Get 'em young
Getting involved with a local university's IT courses may give you the opportunity to influence the course content and talent-spot.
Large companies can do this on a grand scale - the University of Portsmouth offers a three-year BSc in computer science that is designed and taught jointly with IBM (UK). The 20 or so students per year are employed by IBM for the duration of the course. Even if your company cannot afford anything on this scale, co-operating with local universities and colleges by providing work experience or assignments for students could be a good way to form relationships with promising students who could join you later. You could also mould their expectations of what it would be like working for you, so they do not arrive expecting to be masters of the universe on day one, as one manager ruefully suggests many current graduates do.
Why not go one better and forge links with local schools? School students need work experience too, and if your current employees fancy a bit of community involvement, local schools may welcome help with their IT systems. Who knows, you might even manage to improve the industry's image a bit.
Throw in the towel
Yet another variant on the outsourcing theme allows the beleaguered IT director to off load responsibility for recruitment, or at least the more trying aspects of it. The managed staffing programme, moreprevalent in the US, usually allows large organisations that feel their recruitment has got out of control to hand the whole problem over to a specialist. It is common for recruitment of temporary staff.
Volt Europe is in the managed staffing business as well as being a contract and permanent recruitment outfit and systems house. The company's model involves implementing Web-based procurement software at the client's site to interface with the client's own accounts and HR systems and with Volt's recruitment systems - a form of e-procurement for people. "The client only has to interface to one company - us - and we do all the donkey work of finding people, qualifying them, inducting and so on," says Volt Europe's Jon Tyler.
Tyler argues that a managed staffing company is at an advantage when it comes to locating scarce staff. "Our job is to source staff, so we are able to spread the net wider than an individual recruiter would." Microsoft is among the clients for Volt's managed staffing programmes.
If you have persistent resource shortfalls, it might be worth taking a step back. Some companies, it seems, are in denial about the whole problem. Andy Chestnutt, head of consulting services at Compass Management Consulting, says, "We sometimes see clients whose projects are 30% staffed by contractors and they say it is a temporary measure. But then we go back a year later and they still have 30% contractors.

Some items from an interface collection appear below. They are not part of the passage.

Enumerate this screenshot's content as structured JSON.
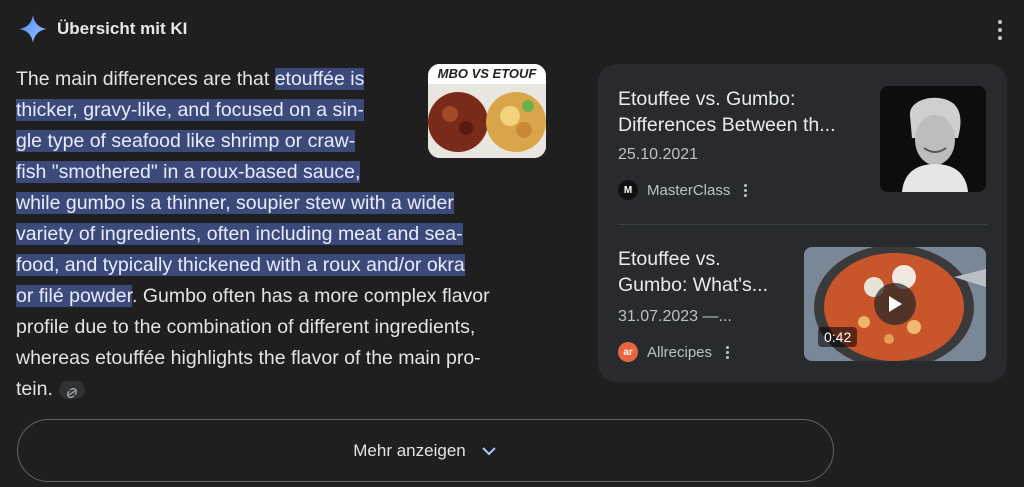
{
  "header": {
    "title": "Übersicht mit KI"
  },
  "answer": {
    "intro": "The main differences are that ",
    "highlight_1": "etouffée is",
    "highlight_2": "thicker, gravy-like, and focused on a sin-",
    "highlight_3": "gle type of seafood like shrimp or craw-",
    "highlight_4": "fish \"smothered\" in a roux-based sauce,",
    "highlight_5": "while gumbo is a thinner, soupier stew with a wider",
    "highlight_6": "variety of ingredients, often including meat and sea-",
    "highlight_7": "food, and typically thickened with a roux and/or okra",
    "highlight_8": "or filé powder",
    "rest_1": ". Gumbo often has a more complex flavor",
    "rest_2": "profile due to the combination of different ingredients,",
    "rest_3": "whereas etouffée highlights the flavor of the main pro-",
    "rest_4": "tein.",
    "thumb_text": "MBO VS ETOUF"
  },
  "sources": [
    {
      "title": "Etouffee vs. Gumbo: Differences Between th...",
      "date": "25.10.2021",
      "site": "MasterClass",
      "favicon": "M"
    },
    {
      "title": "Etouffee vs. Gumbo: What's...",
      "date": "31.07.2023 —...",
      "site": "Allrecipes",
      "favicon": "ar",
      "duration": "0:42"
    }
  ],
  "more_button": {
    "label": "Mehr anzeigen"
  },
  "colors": {
    "background": "#1f1f1f",
    "highlight": "#3c4a7a",
    "panel": "#282a2d",
    "accent": "#8ab4f8"
  },
  "icons": [
    "sparkle-icon",
    "more-vert-icon",
    "link-icon",
    "play-icon",
    "chevron-down-icon"
  ]
}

That is a sign of a more serious problem and these companies ought to think about alternative approaches."
Would you buy a used employee from a failed dotcom?

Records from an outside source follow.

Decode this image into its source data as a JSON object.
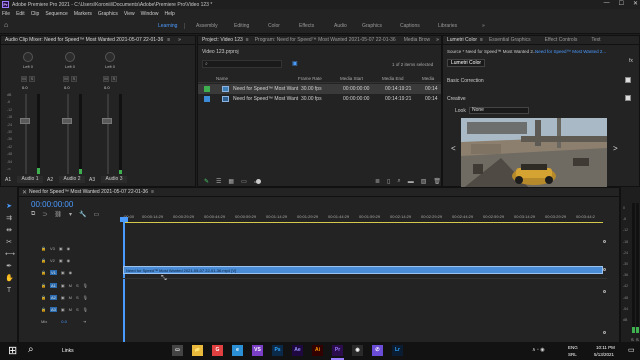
{
  "window": {
    "title": "Adobe Premiere Pro 2021 - C:\\Users\\Koroniii\\Documents\\Adobe\\Premiere Pro\\Video 123 *",
    "logo": "Pr",
    "controls": [
      "—",
      "☐",
      "✕"
    ]
  },
  "menubar": [
    "File",
    "Edit",
    "Clip",
    "Sequence",
    "Markers",
    "Graphics",
    "View",
    "Window",
    "Help"
  ],
  "workspaces": {
    "items": [
      "Learning",
      "Assembly",
      "Editing",
      "Color",
      "Effects",
      "Audio",
      "Graphics",
      "Captions",
      "Libraries"
    ],
    "active": "Learning",
    "more": "»"
  },
  "audio_mixer": {
    "tab": "Audio Clip Mixer: Need for Speed™ Most Wanted 2021-05-07 22-01-36",
    "tab_menu": "≡",
    "more": "»",
    "knob_label": "Left 0",
    "zero_label": "0.0",
    "db_scale": [
      "dB",
      "-6",
      "-12",
      "-18",
      "-24",
      "-30",
      "-36",
      "-42",
      "-48",
      "-54",
      "-∞"
    ],
    "channels": [
      {
        "id": "A1",
        "name": "Audio 1",
        "m": "M",
        "s": "S",
        "level": 0.08
      },
      {
        "id": "A2",
        "name": "Audio 2",
        "m": "M",
        "s": "S",
        "level": 0.06
      },
      {
        "id": "A3",
        "name": "Audio 3",
        "m": "M",
        "s": "S",
        "level": 0.05
      }
    ],
    "transport": [
      "⏮",
      "◀",
      "▶",
      "↻",
      "⏭"
    ]
  },
  "project": {
    "tabs": [
      "Project: Video 123",
      "Program: Need for Speed™ Most Wanted 2021-05-07 22-01-36",
      "Media Brow"
    ],
    "tab_menu": "≡",
    "more": "»",
    "project_file": "Video 123.prproj",
    "items_selected": "1 of 2 items selected",
    "columns": [
      "Name",
      "Frame Rate",
      "Media Start",
      "Media End",
      "Media"
    ],
    "rows": [
      {
        "name": "Need for Speed™ Most Want",
        "fps": "30.00 fps",
        "start": "00:00:00:00",
        "end": "00:14:19:21",
        "media": "00:14",
        "selected": true
      },
      {
        "name": "Need for Speed™ Most Want",
        "fps": "30.00 fps",
        "start": "00:00:00:00",
        "end": "00:14:19:21",
        "media": "00:14",
        "selected": false
      }
    ]
  },
  "lumetri": {
    "tabs": [
      "Lumetri Color",
      "Essential Graphics",
      "Effect Controls",
      "Text"
    ],
    "tab_menu": "≡",
    "source": "Source * Need for Speed™ Most Wanted 2...",
    "target": "Need for Speed™ Most Wanted 2...",
    "chip": "Lumetri Color",
    "basic_correction": "Basic Correction",
    "creative": "Creative",
    "look_label": "Look",
    "look_value": "None",
    "prev_arrow": "<",
    "next_arrow": ">",
    "fx": "fx"
  },
  "timeline": {
    "tab": "Need for Speed™ Most Wanted 2021-05-07 22-01-36",
    "tab_menu": "≡",
    "timecode": "00:00:00:00",
    "ruler": [
      ":00:00",
      "00:00:14:29",
      "00:00:29:29",
      "00:00:44:29",
      "00:00:59:29",
      "00:01:14:29",
      "00:01:29:29",
      "00:01:44:29",
      "00:01:59:29",
      "00:02:14:29",
      "00:02:29:29",
      "00:02:44:29",
      "00:02:59:29",
      "00:03:14:29",
      "00:03:29:29",
      "00:03:44:2"
    ],
    "tracks": [
      {
        "id": "V3",
        "toggle": "V3",
        "type": "video"
      },
      {
        "id": "V2",
        "toggle": "V2",
        "type": "video"
      },
      {
        "id": "V1",
        "toggle": "V1",
        "type": "video",
        "clip": "Need for Speed™ Most Wanted 2021-05-07 22-01-36.mp4 [V]"
      },
      {
        "id": "A1",
        "toggle": "A1",
        "type": "audio",
        "m": "M",
        "s": "S"
      },
      {
        "id": "A2",
        "toggle": "A2",
        "type": "audio",
        "m": "M",
        "s": "S"
      },
      {
        "id": "A3",
        "toggle": "A3",
        "type": "audio",
        "m": "M",
        "s": "S"
      }
    ],
    "master": {
      "label": "Mix",
      "value": "0.0"
    },
    "db_labels": [
      "0",
      "-6",
      "-12",
      "-18",
      "-24",
      "-30",
      "-36",
      "-42",
      "-48",
      "-54",
      "dB"
    ],
    "solo_labels": [
      "S",
      "S"
    ]
  },
  "taskbar": {
    "start": "⊞",
    "search": "⌕",
    "links": "Links",
    "apps": [
      "▭",
      "📁",
      "G",
      "e",
      "VS",
      "Ps",
      "Ae",
      "Ai",
      "Pr",
      "◉",
      "✆",
      "Lr"
    ],
    "tray": "∧ ▫ ◉",
    "lang": [
      "ENG",
      "SRL"
    ],
    "time": "10:11 PM",
    "date": "5/13/2021",
    "accent": "#9a7cff",
    "active_app": "Pr"
  },
  "colors": {
    "accent_blue": "#4b9bff",
    "clip_blue": "#4a8bd6",
    "meter_green": "#3fb04f",
    "playhead": "#4b9bff"
  }
}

Dotcom failures are putting scarce skills back on to the market. But are they the people bricks-and-mortar employers would want to recruit? Apparently yes, at least in some cases. There are tales of staff from moribund start-ups being snapped up before the ink was even dry on their P45s.
Volt Europe's Jon Tyler says, "A lot of people from dotcoms are excellent, but are so unstructured that they should not be allowed near a business process. They may be brilliant but they cannot document or communicate. You have to look at each individual."

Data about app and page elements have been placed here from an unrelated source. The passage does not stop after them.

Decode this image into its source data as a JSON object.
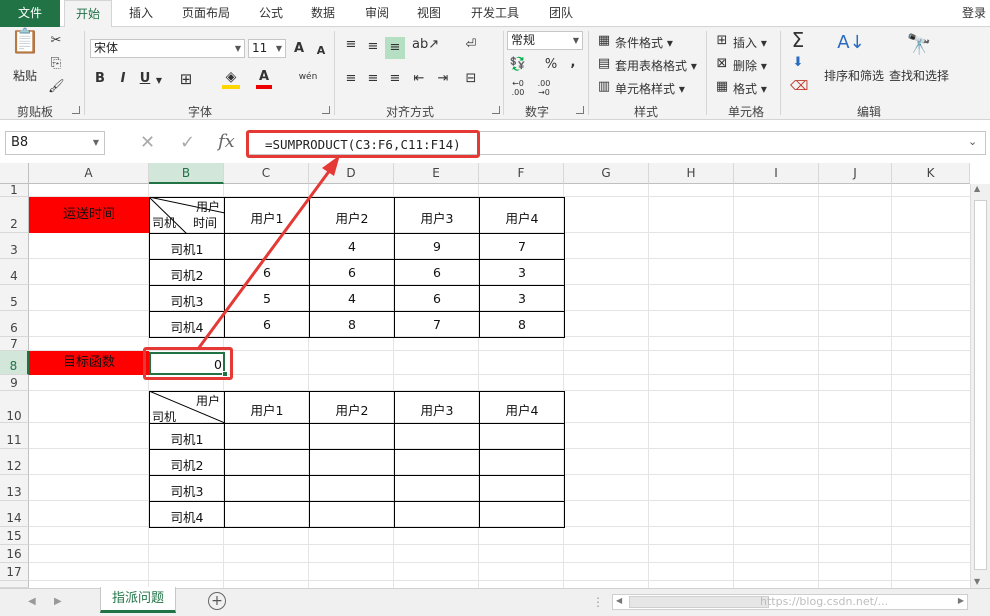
{
  "tabs": [
    "文件",
    "开始",
    "插入",
    "页面布局",
    "公式",
    "数据",
    "审阅",
    "视图",
    "开发工具",
    "团队"
  ],
  "login": "登录",
  "ribbon": {
    "clipboard": {
      "paste": "粘贴",
      "label": "剪贴板"
    },
    "font": {
      "name": "宋体",
      "size": "11",
      "bold": "B",
      "italic": "I",
      "underline": "U",
      "label": "字体",
      "phonetic": "wén"
    },
    "alignment": {
      "label": "对齐方式"
    },
    "number": {
      "format": "常规",
      "percent": "%",
      "comma": ",",
      "label": "数字"
    },
    "styles": {
      "conditional": "条件格式",
      "table_format": "套用表格格式",
      "cell_styles": "单元格样式",
      "label": "样式"
    },
    "cells": {
      "insert": "插入",
      "delete": "删除",
      "format": "格式",
      "label": "单元格"
    },
    "editing": {
      "sort_filter": "排序和筛选",
      "find_select": "查找和选择",
      "label": "编辑"
    }
  },
  "formula_bar": {
    "name_box": "B8",
    "fx": "fx",
    "formula": "=SUMPRODUCT(C3:F6,C11:F14)"
  },
  "columns": [
    "A",
    "B",
    "C",
    "D",
    "E",
    "F",
    "G",
    "H",
    "I",
    "J",
    "K"
  ],
  "rows": [
    "1",
    "2",
    "3",
    "4",
    "5",
    "6",
    "7",
    "8",
    "9",
    "10",
    "11",
    "12",
    "13",
    "14",
    "15",
    "16",
    "17"
  ],
  "sheet": {
    "a2": "运送时间",
    "a8": "目标函数",
    "b8": "0",
    "t1": {
      "corner_top": "用户",
      "corner_mid": "时间",
      "corner_left": "司机",
      "headers": [
        "用户1",
        "用户2",
        "用户3",
        "用户4"
      ],
      "drivers": [
        "司机1",
        "司机2",
        "司机3",
        "司机4"
      ],
      "values": [
        [
          "",
          "4",
          "9",
          "7"
        ],
        [
          "6",
          "6",
          "6",
          "3"
        ],
        [
          "5",
          "4",
          "6",
          "3"
        ],
        [
          "6",
          "8",
          "7",
          "8"
        ]
      ]
    },
    "t2": {
      "corner_top": "用户",
      "corner_left": "司机",
      "headers": [
        "用户1",
        "用户2",
        "用户3",
        "用户4"
      ],
      "drivers": [
        "司机1",
        "司机2",
        "司机3",
        "司机4"
      ]
    }
  },
  "sheet_tab": "指派问题",
  "watermark": "https://blog.csdn.net/..."
}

Both dotcom refugees and the employers who may recruit them may have some adjusting to do, if Richard Lloyd of Robert Walters is correct. "Particularly in investment banking, we saw a lot of strong candidates drop out of bluechips to go the dotcom route. Now that they are looking to get back into a more stable environment, they are having to reappraise their work ethic, having got used to the idea that it is cool to go to work in sandals and so forth. But if they want these people, bluechip employers may also have to review the working environment that they offer."